Work out the count of lines in the material where the string "icon" shows up, and reply with it alone.
=== Given records ===
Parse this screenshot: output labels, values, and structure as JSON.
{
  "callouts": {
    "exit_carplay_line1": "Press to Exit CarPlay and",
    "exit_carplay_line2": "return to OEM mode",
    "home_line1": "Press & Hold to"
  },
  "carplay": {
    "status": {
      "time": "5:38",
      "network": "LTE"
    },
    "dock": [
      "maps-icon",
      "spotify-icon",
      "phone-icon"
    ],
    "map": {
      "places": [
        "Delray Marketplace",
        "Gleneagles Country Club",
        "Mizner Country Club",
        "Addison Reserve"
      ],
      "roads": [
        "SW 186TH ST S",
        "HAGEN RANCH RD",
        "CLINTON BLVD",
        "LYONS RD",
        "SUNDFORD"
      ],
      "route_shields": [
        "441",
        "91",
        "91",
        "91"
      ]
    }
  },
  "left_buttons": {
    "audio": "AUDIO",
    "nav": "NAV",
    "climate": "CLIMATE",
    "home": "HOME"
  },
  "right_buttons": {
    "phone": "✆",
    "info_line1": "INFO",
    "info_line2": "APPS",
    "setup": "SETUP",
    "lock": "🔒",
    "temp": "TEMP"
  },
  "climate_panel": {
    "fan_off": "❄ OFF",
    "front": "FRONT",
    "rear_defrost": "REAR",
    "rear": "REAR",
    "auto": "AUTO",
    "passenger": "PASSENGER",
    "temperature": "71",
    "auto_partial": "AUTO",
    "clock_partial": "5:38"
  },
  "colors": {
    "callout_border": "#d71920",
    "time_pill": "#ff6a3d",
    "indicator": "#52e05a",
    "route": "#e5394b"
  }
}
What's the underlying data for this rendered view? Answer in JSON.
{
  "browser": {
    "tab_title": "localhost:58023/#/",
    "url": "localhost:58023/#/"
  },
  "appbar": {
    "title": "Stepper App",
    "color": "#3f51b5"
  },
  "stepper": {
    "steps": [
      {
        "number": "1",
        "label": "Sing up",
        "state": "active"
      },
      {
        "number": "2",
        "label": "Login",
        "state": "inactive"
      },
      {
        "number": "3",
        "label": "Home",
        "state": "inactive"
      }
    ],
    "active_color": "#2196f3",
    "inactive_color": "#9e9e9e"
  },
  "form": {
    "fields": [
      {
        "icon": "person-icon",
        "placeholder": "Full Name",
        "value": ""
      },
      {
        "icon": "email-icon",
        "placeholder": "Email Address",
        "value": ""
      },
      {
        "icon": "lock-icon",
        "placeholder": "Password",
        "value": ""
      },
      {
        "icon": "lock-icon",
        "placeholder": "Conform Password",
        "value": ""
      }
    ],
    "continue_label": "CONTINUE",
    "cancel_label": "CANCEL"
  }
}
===
### The answer
7